3.  Place the pumpkin cut-side down on a lightly greased baking sheet.  Doing this is like putting a lid on water so it boils faster.  It keeps all the heat in the pumpkin and I noticed it cooked a lot faster this way.  Then cover with foil, so as to keep the outside from burning and again, keep the heat "in."

4.  Turn the oven to 350 degrees and put your pumpkin in.  I don't let it preheat because when baking pumpkin your ultimate goal is to soften it enough to purée and preheating wastes energy if it isn't necessary.  

5.  Let your pumpkin bake.  Depending on the size of your pumpkin, it can take anywhere from 1 1/2-2 1/2 hours.  When it's done, it should be caving in a little which indicates it's soft enough to purée.  Take it out of the oven and let it cool.  I suggest 20 minutes of cooling time.

6.  Once you have let the pumpkin cool to where you are comfortable handling it, start scooping the insides out and place in a blender or food processor.  You should be able to get every little bit of the pulp while leaving a thin skin from the outside of the pumpkin.  Fill your blender to about 2/3-3/4 full, put the lid on and hit "purée."  The pumpkin is ready when it's smooth and there are no chunks left in the blender.

7.  You can store your pumpkin in the freezer or refrigerator.  If storing in the refrigerator, put in an airtight container and keep for 7-10 days (or so).  If storing in the freezer, fill freezer bags and store for 2-3 months.

Here are a few websites I found helpful.  

Happy puréeing!

Wednesday, November 9, 2011

Eye Candy

Ruche has become a severely addictive online boutique that I randomly found through Google ads.  The tagline is "Vintage inspired clothing, affordable clothes and eco-friendly fashion" and I have to say it lives up to all of it (except perhaps affordability for this college student/newlywed).

Recently they created a Homemade Holiday Handbook, which has become my favorite thing to stare at whenever I get the chance.  Their photos make you want absolutely everything in that little book and inspires so much beautiful creativity.  

I encourage you to check out their store for a little eye candy!

Tuesday, November 8, 2011

End and a Beginning

I have felt as though a huge part has been missing since I stopped blogging.  I keep thinking I need to start something and then I'm just unable to figure out where to start.  So here's to the end of abandonment!

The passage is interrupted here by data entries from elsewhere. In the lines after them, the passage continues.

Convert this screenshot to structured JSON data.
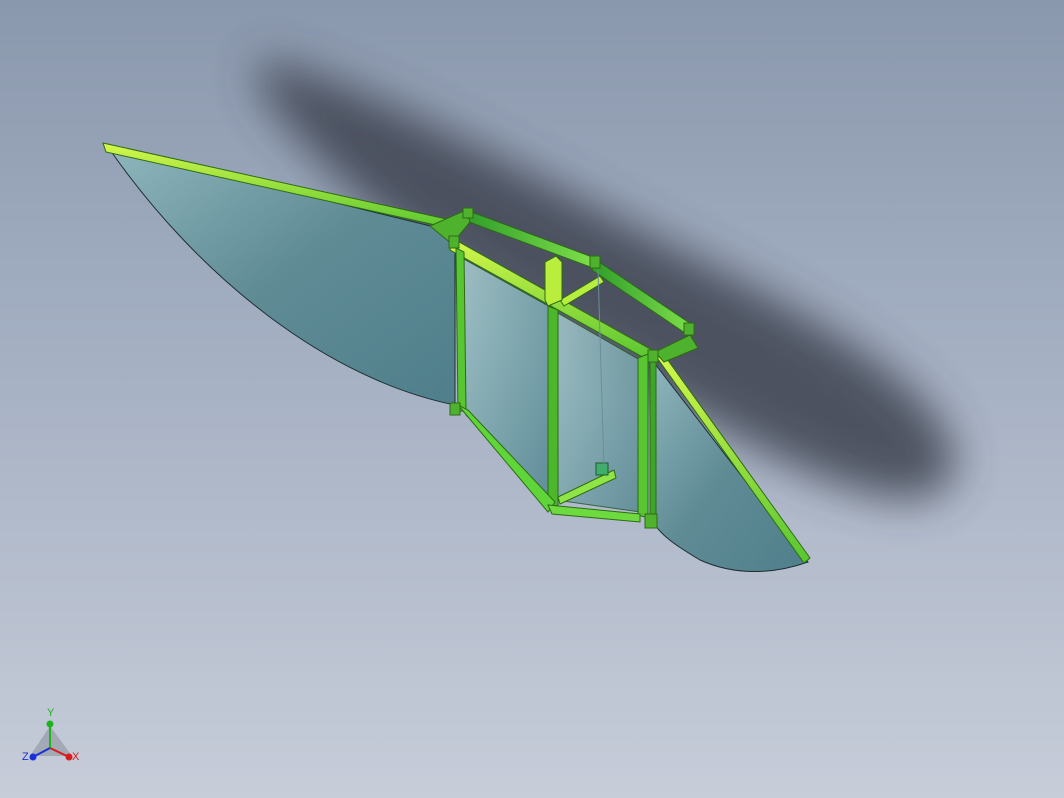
{
  "viewport": {
    "background_top": "#8a98ad",
    "background_bottom": "#c7cdd9"
  },
  "model": {
    "frame_color": "#5fd53a",
    "frame_highlight": "#c8f03a",
    "frame_edge": "#2d6b14",
    "panel_color": "#5e8a94",
    "shadow_color": "#3d4350"
  },
  "triad": {
    "x_label": "X",
    "y_label": "Y",
    "z_label": "Z",
    "x_color": "#d81b1b",
    "y_color": "#1fb31f",
    "z_color": "#1b2fd8"
  }
}
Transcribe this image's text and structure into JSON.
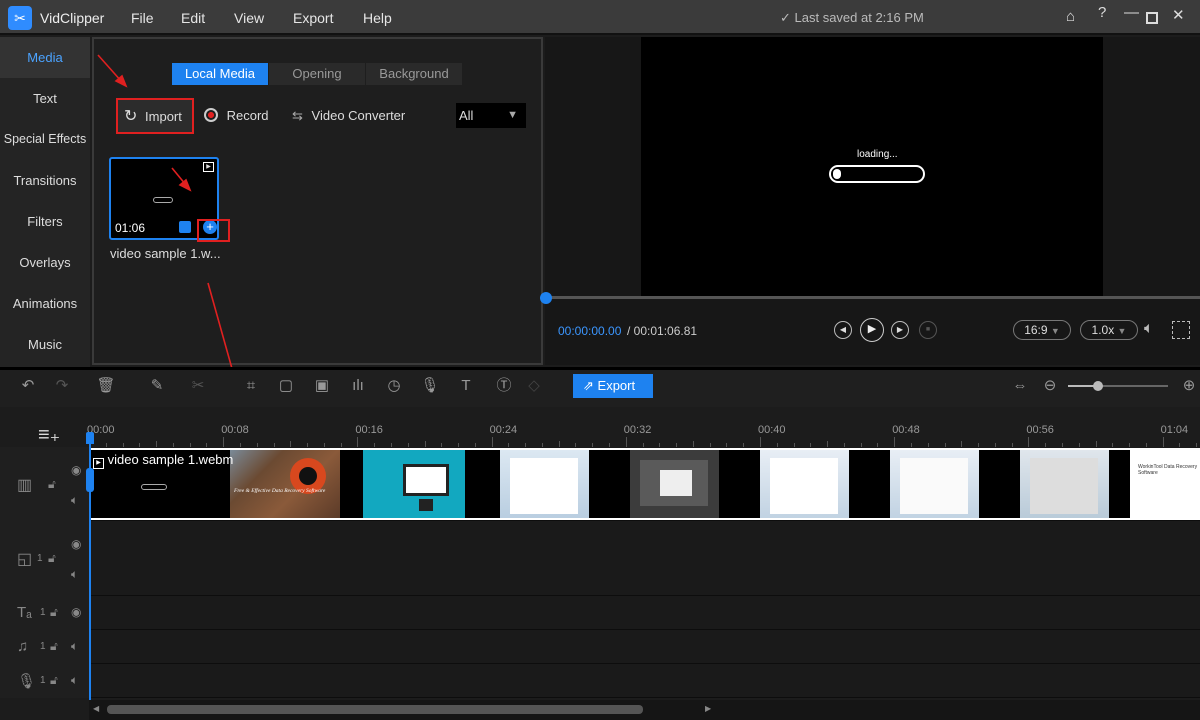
{
  "app": {
    "title": "VidClipper",
    "menu": [
      "File",
      "Edit",
      "View",
      "Export",
      "Help"
    ],
    "saved": "✓ Last saved at 2:16 PM"
  },
  "sidebar": {
    "items": [
      "Media",
      "Text",
      "Special Effects",
      "Transitions",
      "Filters",
      "Overlays",
      "Animations",
      "Music"
    ],
    "active": "Media"
  },
  "media": {
    "tabs": [
      "Local Media",
      "Opening",
      "Background"
    ],
    "import": "Import",
    "record": "Record",
    "converter": "Video Converter",
    "filter": "All",
    "item": {
      "duration": "01:06",
      "name": "video sample 1.w..."
    }
  },
  "preview": {
    "loading": "loading...",
    "current": "00:00:00.00",
    "total": "/ 00:01:06.81",
    "ratio": "16:9",
    "speed": "1.0x",
    "progress": 0
  },
  "toolbar": {
    "export": "Export",
    "zoom_level": 0.3
  },
  "timeline": {
    "ticks": [
      "00:00",
      "00:08",
      "00:16",
      "00:24",
      "00:32",
      "00:40",
      "00:48",
      "00:56",
      "01:04"
    ],
    "clip": "video sample 1.webm",
    "track_nums": [
      "1",
      "1",
      "1",
      "1"
    ],
    "thumb_text": "Free & Effective Data Recovery Software",
    "thumb_text2": "WorkinTool Data Recovery Software"
  },
  "colors": {
    "accent": "#1e82f0",
    "annotation": "#e02020"
  }
}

And I'll begin with sharing some of our special wedding day.  Special it was.  Low-stress it was not.  With a car accident, family kerfuffles and not enough sleep, I can't imagine that I came out of it alive (or anyone for that matter).  But everyone survived, all is well, and we're married!